My local secondhand book shop told me they had a run on requests for this book in the last six months – a waiting list for copies in the double digits. Not too shabby for a book published in 2000, right? Obviously, getting made into a movie starring Kate Winslett and basically every Australian actor ever (short of Hugh Jackman) doesn’t hurt.
This was a read for my book club. As locating a copy through my local or through the library was virtually impossible with only two months’ notice (see above), I acquired a copy of the audiobook, recorded last year with narration by Rachel Griffiths (how lovely to hear an Australian story in an Australian voice), part of the movie tie-in.
First of all, this book is almost designed to be a film. The characters are concentrated archetypes of every small-town character you could hope to find, every character seems to have a secret, the hero has a mysterious past, fashion and colour forms a major part of the plot, and it’s all set in picturesque rural Victoria in the 1950s.
Second of all, this is a very Australian book. Iced Vovos, footy, silos, galahs, Bex powders, and Horlicks all make perfect sense to the Australian reader, but might throw an international reader out of the action.
The hero is Myrtle ‘Tilly’ Dunnage – banished from her home town of Dungatar as a child after a terrible incident. Tilly spent the last 20 years becoming a dressmaker, trained in the great fashion houses of Europe, but is now back, supposedly to care for her ailing mother. Any warm welcome Tilly might have hoped for is absent – the old prejudice against her unmarried mother and Tilly as her bastard offspring are still prevalent in the town.
Tilly’s dressmaking skills and fashion begin to change the look of the town. Throw in a budding romance with local football hero Teddy (Liam Hemsworth in the film – get it, Tilly!), and it seems as though Tilly’s future in Dungatar is hopeful.

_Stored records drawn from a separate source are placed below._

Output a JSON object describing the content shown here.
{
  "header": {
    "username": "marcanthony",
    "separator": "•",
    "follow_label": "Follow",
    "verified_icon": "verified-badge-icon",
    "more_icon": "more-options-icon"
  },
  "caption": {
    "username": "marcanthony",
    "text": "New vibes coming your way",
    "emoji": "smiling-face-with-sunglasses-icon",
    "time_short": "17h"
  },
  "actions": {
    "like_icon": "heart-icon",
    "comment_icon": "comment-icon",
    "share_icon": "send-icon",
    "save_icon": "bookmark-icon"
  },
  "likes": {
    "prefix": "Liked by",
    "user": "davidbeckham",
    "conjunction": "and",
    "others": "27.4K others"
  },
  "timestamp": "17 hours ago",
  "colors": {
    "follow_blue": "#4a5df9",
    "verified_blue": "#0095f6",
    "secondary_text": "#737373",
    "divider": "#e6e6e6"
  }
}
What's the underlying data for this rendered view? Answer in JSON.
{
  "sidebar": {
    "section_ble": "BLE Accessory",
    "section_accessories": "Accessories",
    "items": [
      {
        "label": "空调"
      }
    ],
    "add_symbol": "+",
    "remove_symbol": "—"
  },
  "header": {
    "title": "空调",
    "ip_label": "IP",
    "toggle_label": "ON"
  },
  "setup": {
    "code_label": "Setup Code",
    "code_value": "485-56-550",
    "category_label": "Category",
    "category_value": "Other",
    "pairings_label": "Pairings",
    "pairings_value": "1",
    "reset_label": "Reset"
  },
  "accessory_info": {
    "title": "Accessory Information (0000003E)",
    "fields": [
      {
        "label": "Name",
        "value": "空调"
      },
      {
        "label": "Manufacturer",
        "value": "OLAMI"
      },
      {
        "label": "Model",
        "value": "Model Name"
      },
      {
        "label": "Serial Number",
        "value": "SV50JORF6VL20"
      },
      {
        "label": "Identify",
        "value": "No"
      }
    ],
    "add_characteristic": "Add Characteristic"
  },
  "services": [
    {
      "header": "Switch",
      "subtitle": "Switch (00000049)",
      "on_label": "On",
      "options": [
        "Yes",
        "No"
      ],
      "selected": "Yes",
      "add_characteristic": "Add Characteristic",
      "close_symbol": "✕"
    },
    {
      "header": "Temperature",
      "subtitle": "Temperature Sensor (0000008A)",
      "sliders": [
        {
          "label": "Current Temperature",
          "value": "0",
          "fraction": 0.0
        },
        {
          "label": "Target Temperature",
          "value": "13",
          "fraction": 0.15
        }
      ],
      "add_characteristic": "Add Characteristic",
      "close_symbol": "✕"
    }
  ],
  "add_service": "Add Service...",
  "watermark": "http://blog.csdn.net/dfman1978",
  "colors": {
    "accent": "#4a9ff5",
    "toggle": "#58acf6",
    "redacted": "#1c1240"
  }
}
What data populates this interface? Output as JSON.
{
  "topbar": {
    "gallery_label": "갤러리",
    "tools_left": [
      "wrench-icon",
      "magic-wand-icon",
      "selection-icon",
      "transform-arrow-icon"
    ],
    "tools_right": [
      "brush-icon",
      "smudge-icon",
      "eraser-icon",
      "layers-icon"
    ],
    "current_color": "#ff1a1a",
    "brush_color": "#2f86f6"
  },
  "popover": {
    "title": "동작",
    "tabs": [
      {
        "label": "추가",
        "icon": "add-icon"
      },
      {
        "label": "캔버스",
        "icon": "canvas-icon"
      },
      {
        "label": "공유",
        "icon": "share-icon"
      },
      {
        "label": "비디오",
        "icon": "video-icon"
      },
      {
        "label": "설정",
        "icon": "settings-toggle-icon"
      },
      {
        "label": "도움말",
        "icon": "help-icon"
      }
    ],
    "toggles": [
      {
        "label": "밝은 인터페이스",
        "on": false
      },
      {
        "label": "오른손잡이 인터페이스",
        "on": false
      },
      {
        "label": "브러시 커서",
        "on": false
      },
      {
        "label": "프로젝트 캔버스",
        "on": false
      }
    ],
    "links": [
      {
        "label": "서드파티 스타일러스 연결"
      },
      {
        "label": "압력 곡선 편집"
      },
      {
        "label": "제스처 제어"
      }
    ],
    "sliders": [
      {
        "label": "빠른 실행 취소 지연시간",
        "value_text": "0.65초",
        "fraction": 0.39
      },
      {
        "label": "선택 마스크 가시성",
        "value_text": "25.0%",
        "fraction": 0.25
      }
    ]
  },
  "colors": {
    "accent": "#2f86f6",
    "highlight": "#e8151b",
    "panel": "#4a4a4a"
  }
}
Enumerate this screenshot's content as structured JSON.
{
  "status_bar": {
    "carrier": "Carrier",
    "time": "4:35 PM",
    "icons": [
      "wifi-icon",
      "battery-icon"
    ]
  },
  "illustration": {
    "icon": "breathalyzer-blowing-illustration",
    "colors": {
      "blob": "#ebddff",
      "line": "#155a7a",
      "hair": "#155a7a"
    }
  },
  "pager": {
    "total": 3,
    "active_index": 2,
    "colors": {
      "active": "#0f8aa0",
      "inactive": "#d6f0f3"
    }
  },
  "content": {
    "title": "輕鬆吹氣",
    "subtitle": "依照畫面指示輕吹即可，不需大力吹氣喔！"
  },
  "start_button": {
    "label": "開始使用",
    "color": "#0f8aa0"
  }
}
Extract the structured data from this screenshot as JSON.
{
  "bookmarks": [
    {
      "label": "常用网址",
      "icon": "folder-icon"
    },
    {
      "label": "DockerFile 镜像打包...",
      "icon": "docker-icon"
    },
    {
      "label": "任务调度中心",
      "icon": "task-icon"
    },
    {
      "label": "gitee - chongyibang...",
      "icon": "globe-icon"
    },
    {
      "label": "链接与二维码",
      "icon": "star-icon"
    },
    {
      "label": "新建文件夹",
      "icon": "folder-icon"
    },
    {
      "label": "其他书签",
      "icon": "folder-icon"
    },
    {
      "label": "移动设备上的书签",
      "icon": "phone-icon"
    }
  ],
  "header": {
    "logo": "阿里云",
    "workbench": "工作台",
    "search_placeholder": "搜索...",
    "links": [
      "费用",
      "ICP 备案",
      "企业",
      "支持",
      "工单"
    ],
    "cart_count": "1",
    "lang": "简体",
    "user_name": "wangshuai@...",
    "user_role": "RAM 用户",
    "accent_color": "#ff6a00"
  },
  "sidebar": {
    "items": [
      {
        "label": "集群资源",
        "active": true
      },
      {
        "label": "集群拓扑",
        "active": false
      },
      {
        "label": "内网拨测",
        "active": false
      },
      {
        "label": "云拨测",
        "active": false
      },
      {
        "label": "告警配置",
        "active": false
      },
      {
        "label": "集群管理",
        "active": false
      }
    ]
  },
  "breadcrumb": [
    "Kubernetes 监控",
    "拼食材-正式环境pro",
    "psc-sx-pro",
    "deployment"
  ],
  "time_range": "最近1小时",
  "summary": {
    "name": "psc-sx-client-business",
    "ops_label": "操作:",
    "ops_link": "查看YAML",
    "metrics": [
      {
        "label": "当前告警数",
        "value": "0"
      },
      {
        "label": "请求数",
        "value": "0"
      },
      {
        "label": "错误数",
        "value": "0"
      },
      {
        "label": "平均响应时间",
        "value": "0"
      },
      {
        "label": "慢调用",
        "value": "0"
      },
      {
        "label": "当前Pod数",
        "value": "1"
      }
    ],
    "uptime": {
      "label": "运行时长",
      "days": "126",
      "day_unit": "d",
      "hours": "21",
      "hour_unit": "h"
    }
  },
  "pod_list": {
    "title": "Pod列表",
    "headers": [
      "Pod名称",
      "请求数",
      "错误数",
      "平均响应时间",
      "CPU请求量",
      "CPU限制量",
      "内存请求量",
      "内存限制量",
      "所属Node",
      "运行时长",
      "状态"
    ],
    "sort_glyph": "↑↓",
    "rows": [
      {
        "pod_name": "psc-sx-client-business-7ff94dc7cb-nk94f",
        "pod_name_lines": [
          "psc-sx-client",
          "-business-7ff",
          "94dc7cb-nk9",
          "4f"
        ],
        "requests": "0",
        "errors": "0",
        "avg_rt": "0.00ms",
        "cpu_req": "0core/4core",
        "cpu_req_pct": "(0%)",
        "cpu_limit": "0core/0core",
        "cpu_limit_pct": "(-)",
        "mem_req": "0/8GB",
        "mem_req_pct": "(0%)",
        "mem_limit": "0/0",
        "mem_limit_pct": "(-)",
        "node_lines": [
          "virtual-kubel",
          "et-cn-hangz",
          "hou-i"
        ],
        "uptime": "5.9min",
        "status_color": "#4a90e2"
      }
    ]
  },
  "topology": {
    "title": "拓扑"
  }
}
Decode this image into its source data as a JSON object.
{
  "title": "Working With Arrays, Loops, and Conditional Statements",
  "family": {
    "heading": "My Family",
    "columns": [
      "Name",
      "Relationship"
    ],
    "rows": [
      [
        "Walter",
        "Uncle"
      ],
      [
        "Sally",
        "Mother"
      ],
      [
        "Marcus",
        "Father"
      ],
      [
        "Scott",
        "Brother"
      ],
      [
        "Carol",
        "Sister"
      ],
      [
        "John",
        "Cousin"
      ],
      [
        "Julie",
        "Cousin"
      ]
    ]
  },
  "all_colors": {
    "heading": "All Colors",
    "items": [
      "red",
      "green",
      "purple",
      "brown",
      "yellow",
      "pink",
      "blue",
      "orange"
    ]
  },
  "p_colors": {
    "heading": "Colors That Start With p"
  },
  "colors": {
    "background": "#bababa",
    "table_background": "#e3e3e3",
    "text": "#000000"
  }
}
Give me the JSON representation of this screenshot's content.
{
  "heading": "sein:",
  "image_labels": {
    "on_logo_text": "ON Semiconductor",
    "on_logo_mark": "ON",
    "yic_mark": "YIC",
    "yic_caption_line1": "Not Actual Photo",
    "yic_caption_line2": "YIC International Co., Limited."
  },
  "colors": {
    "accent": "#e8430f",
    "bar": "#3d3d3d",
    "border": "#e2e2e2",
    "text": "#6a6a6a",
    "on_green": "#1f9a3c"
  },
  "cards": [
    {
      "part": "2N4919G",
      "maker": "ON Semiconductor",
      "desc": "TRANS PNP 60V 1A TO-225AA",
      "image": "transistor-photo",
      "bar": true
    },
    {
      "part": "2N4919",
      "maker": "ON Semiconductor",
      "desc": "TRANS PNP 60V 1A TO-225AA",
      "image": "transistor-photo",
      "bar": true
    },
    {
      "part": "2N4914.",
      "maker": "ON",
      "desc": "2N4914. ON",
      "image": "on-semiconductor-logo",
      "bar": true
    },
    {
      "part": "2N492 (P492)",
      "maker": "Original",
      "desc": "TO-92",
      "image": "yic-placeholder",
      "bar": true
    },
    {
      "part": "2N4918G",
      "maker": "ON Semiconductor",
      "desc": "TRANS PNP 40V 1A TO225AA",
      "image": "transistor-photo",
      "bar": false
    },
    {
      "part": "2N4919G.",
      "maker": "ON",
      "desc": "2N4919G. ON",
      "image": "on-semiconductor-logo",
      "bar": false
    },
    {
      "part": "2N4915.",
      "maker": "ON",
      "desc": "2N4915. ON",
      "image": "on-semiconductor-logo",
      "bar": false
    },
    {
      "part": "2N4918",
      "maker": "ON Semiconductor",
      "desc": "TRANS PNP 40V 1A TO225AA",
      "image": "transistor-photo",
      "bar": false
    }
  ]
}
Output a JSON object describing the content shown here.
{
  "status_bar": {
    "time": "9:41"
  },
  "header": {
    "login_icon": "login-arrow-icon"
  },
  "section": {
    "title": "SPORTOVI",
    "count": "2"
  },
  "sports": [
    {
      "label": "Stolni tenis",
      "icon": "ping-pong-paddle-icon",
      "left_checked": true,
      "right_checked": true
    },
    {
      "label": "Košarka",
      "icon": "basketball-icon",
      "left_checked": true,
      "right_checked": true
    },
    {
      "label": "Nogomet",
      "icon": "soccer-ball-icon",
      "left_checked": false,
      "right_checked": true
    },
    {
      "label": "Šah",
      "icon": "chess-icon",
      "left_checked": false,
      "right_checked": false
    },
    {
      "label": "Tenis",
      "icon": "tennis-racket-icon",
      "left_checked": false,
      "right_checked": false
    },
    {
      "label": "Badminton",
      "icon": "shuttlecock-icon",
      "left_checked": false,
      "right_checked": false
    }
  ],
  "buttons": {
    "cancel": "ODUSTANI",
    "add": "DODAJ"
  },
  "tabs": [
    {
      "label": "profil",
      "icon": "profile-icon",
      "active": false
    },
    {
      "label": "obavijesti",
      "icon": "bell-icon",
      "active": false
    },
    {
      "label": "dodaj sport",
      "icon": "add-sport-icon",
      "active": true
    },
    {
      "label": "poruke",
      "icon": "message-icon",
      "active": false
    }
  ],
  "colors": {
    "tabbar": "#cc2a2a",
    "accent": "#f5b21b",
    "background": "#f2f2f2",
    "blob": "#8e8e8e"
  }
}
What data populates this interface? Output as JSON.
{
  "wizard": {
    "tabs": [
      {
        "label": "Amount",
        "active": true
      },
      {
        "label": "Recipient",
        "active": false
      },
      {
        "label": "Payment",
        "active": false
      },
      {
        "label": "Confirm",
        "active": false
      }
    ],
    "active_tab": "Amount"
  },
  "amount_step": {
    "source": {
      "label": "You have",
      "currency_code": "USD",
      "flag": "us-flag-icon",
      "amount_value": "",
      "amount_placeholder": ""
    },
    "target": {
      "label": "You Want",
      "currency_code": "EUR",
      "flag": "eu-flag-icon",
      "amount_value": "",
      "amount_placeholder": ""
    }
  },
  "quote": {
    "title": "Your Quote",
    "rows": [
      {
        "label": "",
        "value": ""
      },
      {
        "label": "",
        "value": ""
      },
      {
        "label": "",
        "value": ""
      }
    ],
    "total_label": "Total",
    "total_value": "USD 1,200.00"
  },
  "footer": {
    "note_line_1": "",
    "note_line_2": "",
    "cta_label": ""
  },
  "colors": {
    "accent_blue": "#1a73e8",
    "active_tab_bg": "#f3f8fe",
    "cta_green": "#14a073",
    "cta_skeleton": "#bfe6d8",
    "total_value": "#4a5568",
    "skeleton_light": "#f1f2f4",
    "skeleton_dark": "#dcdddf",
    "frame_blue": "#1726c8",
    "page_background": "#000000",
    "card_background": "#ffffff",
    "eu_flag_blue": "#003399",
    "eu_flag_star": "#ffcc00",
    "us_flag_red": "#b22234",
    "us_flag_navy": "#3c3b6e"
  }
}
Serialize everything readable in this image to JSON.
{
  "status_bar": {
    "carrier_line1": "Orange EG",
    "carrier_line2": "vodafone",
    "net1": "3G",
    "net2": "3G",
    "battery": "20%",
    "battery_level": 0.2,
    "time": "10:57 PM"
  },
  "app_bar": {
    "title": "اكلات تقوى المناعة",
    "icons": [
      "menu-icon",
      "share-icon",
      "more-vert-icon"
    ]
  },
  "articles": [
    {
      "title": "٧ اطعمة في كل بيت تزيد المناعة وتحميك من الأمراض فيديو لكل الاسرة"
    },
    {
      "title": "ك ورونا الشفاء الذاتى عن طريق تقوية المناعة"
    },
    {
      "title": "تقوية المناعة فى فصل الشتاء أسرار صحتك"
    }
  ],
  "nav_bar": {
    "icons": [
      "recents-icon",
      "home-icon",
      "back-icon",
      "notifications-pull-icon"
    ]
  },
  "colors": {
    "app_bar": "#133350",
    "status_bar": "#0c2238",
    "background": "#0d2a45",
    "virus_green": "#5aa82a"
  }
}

This is not a sweet romance or comedy, though. This is absolutely a Gothic novel. The plot is best left to be discovered, but the section titles of the book (Gingham, Shantung, Felt, Brocade) each represent a different phase of the story. Imagine the drama of Brocade. It’s pretty satisfying.